Work to complete: Repeat exactly the lines from the one containing "Transcribe this image's" through the last line of the records below, both included, and nothing else.

[Collection entries]
^^^^^^^^^^^^^^^^

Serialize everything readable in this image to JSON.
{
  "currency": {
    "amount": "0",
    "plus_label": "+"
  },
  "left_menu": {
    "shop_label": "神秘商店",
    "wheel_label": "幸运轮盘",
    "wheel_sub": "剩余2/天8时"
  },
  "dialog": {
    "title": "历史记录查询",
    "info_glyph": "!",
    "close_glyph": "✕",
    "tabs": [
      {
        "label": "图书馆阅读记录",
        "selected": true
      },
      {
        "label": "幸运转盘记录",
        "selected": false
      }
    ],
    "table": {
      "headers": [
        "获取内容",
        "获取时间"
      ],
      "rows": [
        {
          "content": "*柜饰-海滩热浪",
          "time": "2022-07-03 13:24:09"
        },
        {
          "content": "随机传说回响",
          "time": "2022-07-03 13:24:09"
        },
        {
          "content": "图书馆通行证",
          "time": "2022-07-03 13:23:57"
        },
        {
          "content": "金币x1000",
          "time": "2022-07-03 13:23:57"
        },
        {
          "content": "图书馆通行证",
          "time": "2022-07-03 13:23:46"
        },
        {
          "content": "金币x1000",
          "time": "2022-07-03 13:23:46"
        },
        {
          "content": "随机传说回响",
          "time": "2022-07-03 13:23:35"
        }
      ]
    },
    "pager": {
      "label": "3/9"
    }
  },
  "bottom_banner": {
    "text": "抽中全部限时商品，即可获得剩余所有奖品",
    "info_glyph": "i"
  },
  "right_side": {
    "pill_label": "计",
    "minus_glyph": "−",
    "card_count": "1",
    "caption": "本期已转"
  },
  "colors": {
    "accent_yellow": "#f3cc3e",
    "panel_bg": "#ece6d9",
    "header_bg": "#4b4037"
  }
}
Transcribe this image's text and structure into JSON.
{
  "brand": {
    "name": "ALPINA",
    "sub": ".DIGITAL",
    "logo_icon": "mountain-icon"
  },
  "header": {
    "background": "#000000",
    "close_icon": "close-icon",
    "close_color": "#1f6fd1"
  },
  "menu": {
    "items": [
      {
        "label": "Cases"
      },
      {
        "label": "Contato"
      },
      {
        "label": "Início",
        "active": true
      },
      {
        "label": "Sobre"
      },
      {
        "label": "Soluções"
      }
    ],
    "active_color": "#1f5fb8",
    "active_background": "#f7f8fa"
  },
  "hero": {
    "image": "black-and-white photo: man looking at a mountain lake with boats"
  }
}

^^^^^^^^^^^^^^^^

Your solution:
Transcribe this image's text and structure into JSON.
{
  "brand": {
    "name": "ALPINA",
    "sub": ".DIGITAL",
    "logo_icon": "mountain-icon"
  },
  "header": {
    "background": "#000000",
    "close_icon": "close-icon",
    "close_color": "#1f6fd1"
  },
  "menu": {
    "items": [
      {
        "label": "Cases"
      },
      {
        "label": "Contato"
      },
      {
        "label": "Início",
        "active": true
      },
      {
        "label": "Sobre"
      },
      {
        "label": "Soluções"
      }
    ],
    "active_color": "#1f5fb8",
    "active_background": "#f7f8fa"
  },
  "hero": {
    "image": "black-and-white photo: man looking at a mountain lake with boats"
  }
}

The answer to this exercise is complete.